Erber, a rabbi and a podiatrist, was born in April 1943 in Holland. As an infant she became one of the “hidden children” of the Holocaust after her mother sent her to an underground bunker in the care of a doctor and nurses who were bravely trying to save Jewish babies.
This wasn’t simply a subterranean day care center, but a place where the infants had tape placed over their mouths so their cries couldn’t be heard beyond the walls while kept in the dark around the clock. It sounds cruel, but it likely spared Erber’s life.
For much of her adult life, Erber, whose father was killed and who was reunited with her mother after World War II, has dedicated herself to educating others about the Holocaust and the dangers wrought by hate.
“The aftermath of evil and brutality is like poisonous gas,” Erber said. “It spreads into every pore and crevice of your being, especially your mind. When I speak to young groups, to groups of young people, I emphasize to them the importance of being an upstander and not looking away. I tell them that because of upstanders I am here today. I want them to know the Holocaust did happen.”
Erber was one the keynote speakers Tuesday afternoon at Westchester County’s annual Yom Hashoah Holocaust Commemoration at the Garden of Remembrance in downtown White Plains. It coincided with the 80th anniversary of the Warsaw Ghetto uprising.
A few hundred attended the nearly hourlong ceremony presented by the Holocaust & Human Rights Education Center (HHREC) which also featured a procession of Torahs, held by representatives from more than 30 synagogues and Jewish organizations across the county, that had been rescued from Europe during the Holocaust.
Students from Hillels of Westchester, as well as Somers and North Salem high schools, lit six memorial candles to remember the six million Jews killed during the Holocaust.
HHREC Chairman Michael Gyory told the crowd that despite it being 80 years since the Holocaust, the world isn’t all that far removed from its horrors. There are still survivors alive, although their numbers are dwindling. All four of Gyory’s grandparents were murdered in Nazi camps.
His parents were teenagers in Budapest, Hungary when war broke out and their way of life ended with breathtaking speed simply for being Jewish. He said it was critical to honor his ancestors and all those lost.
“Normally I would ask you for a moment of silence, but on this Holocaust Remembrance Day, I am asking you for a lifetime of speaking up,” Gyory said. “Unfortunately, there is no escaping the reality of brutality and hate in our world, and on this Remembrance Day, we can all choose to talk about humans’ unimaginable inhumanity with each other, and I embrace that opportunity and we should speak up and advocate for dignity and respect for all people.”
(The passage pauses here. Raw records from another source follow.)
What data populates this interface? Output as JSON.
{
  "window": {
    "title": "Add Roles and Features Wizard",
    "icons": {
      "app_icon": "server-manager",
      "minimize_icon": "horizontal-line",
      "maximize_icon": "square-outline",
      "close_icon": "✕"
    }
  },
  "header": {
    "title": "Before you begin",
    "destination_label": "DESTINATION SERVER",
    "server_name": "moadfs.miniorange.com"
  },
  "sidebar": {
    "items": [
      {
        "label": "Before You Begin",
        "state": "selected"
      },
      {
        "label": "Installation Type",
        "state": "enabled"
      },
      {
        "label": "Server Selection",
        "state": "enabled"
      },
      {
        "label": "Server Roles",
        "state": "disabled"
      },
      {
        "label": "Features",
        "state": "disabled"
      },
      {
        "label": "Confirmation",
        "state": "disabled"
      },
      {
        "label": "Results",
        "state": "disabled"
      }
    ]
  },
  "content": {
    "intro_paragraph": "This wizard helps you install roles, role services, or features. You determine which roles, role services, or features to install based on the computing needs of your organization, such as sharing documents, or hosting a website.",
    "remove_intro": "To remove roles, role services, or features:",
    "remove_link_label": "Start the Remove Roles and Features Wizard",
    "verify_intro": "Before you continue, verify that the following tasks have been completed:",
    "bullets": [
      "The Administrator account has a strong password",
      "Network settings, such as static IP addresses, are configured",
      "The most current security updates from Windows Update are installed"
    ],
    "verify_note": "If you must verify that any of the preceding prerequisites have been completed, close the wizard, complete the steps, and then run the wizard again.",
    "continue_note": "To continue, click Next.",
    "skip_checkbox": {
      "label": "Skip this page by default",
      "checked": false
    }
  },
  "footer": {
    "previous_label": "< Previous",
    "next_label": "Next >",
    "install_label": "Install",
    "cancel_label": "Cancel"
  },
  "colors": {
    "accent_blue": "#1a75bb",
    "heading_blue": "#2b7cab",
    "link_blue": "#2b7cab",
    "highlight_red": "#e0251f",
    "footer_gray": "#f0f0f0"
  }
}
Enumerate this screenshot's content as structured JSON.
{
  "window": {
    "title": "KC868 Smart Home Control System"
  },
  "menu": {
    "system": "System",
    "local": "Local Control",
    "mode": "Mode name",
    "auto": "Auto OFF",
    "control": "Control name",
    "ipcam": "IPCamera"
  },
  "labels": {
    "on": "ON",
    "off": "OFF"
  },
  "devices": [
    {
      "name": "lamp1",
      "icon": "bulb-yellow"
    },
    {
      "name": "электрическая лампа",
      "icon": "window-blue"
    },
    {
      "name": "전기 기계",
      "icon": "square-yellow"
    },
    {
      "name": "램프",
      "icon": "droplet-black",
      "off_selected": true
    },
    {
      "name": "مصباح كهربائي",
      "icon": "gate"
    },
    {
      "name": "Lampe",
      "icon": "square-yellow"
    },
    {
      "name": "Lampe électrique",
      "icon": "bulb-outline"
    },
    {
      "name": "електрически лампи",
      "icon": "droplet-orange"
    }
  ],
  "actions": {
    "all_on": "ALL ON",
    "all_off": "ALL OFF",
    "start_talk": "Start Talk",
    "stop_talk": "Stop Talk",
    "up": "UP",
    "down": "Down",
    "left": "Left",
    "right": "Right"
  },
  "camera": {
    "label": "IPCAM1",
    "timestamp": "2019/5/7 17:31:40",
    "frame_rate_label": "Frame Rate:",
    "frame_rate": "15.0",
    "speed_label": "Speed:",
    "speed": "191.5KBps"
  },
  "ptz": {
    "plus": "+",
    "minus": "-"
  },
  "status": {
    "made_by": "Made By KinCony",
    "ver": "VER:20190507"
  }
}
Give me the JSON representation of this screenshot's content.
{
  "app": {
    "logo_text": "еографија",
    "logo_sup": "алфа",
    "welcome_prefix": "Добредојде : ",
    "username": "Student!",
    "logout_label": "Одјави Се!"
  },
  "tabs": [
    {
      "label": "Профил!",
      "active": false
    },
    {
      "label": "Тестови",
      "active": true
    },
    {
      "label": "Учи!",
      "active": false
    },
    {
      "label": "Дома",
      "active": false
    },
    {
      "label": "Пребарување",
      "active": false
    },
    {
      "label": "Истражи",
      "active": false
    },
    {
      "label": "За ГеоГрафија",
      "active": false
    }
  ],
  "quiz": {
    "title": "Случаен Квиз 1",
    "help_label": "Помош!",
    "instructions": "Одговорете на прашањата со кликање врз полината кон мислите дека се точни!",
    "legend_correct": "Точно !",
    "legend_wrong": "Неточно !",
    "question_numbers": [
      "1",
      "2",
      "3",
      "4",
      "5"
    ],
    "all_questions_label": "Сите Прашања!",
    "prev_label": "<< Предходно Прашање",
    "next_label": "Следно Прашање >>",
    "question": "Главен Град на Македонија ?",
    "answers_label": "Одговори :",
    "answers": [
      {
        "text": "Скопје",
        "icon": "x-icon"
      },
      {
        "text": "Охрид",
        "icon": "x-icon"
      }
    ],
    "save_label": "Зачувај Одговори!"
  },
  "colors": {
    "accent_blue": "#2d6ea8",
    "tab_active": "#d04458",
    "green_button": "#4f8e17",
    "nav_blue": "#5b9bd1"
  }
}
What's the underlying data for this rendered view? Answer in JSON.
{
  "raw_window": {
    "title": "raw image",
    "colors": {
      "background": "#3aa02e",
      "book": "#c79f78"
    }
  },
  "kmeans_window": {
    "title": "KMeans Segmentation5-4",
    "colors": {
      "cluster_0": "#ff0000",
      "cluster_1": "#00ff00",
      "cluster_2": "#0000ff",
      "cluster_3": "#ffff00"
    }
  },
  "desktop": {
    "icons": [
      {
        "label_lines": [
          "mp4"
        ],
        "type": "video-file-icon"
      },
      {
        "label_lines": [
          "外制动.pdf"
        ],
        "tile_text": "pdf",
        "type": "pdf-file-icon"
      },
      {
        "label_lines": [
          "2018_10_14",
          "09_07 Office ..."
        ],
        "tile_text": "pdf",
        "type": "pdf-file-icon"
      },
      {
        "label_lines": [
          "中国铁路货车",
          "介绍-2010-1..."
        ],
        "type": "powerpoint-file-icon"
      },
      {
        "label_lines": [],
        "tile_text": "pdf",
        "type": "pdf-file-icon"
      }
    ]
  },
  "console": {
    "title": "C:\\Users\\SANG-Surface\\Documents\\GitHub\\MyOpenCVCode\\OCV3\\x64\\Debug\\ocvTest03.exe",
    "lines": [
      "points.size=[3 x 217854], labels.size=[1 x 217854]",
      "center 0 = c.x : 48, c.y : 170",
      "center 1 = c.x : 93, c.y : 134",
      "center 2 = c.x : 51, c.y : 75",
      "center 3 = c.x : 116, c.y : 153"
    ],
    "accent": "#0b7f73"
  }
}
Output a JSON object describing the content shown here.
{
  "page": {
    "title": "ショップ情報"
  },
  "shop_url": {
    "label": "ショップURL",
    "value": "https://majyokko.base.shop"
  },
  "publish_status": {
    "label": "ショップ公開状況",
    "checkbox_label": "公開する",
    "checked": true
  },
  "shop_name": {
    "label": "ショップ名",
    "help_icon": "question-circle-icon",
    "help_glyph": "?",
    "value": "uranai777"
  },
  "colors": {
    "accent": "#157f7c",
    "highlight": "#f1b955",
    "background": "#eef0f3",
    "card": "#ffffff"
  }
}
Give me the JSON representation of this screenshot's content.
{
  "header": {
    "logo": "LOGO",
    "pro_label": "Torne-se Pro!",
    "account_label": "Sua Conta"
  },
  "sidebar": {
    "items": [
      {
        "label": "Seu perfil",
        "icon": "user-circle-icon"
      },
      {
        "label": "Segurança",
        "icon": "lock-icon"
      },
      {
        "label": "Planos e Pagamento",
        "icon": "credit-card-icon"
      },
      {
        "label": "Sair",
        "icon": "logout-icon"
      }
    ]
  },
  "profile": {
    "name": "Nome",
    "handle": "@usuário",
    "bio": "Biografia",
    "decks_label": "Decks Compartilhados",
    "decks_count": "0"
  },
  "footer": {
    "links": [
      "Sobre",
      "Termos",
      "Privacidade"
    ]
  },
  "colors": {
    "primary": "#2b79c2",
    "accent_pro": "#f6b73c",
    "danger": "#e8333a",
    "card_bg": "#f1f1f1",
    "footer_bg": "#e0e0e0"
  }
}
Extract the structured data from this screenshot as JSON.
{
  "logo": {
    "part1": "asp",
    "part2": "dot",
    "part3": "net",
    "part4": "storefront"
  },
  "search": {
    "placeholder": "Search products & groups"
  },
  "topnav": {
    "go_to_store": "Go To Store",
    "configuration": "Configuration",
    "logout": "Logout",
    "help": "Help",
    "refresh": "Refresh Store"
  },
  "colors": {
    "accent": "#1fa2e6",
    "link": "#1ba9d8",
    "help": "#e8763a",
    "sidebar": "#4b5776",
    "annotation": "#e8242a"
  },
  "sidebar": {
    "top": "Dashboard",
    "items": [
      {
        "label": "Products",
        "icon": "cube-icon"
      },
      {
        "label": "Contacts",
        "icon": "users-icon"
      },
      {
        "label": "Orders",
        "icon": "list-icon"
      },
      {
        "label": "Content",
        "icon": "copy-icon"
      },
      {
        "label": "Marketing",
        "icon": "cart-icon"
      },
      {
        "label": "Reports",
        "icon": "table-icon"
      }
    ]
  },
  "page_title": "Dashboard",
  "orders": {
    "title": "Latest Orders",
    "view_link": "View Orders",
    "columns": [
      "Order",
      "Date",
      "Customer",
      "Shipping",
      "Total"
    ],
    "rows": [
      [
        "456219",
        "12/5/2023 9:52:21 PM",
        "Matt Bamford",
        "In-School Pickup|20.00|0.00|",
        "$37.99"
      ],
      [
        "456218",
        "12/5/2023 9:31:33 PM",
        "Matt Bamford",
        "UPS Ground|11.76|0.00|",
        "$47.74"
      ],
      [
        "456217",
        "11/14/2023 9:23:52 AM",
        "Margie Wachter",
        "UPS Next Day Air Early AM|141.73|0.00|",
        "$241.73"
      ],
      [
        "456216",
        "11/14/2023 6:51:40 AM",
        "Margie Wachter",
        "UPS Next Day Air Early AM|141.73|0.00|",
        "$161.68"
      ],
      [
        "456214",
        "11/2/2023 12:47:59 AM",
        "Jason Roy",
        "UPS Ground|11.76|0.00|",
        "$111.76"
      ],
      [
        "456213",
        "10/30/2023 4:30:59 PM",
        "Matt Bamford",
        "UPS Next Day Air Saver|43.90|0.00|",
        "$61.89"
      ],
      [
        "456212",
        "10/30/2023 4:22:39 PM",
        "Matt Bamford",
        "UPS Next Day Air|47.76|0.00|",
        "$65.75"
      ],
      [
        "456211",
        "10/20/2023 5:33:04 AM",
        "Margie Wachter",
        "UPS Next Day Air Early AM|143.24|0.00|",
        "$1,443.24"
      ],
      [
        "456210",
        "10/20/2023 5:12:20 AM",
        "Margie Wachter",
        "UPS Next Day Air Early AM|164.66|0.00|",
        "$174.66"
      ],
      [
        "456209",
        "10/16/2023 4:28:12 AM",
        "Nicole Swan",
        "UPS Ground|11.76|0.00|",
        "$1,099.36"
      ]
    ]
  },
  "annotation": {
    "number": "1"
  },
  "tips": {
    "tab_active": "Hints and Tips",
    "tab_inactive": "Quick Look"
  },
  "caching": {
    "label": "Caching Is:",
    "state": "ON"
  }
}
County Executive George Latimer said while Yom Hashoash is a day to remember those lost, it’s also a day to never forget, particularly with what is happening around the world today, including in the United States, with the rise of anti-Semitic incidents and Holocaust denialism.
He quoted a small portion of Hitler’s rantings from “Mein Kepmf,” published in 1925, eight years before he rose to power in Germany. Latimer compared it to the hate spewed from the dark corners of social media today.
“There is a universality of prejudice. We are here to mark what was the single greatest example of anti-Semitic hatred that went from rhetoric to murder, mass murder,” Latimer said.
“That tree, a branch of that tree of hatred that has that anti-Semitic wing, has in another one the anti-Asian rhetoric. and then in another one racism, and in another one misogyny, in another one anti-LGBTQ. It all comes from the same tree, the tree of hatred in which we do not see each other as brothers and sisters. We see each other as the other, and that seed of prejudice, when watered with rhetoric, grows into that tree with the evil branches that come out of it.”
Martin has more than 30 years experience covering local news in Westchester and Putnam counties, including a frequent focus on zoning and planning issues. He has been editor-in-chief of The Examiner since its inception in 2007. Read more from Martin’s editor-author bio here. Read Martin’s archived work here: https://www.theexaminernews.com/author/martin-wilbur2007/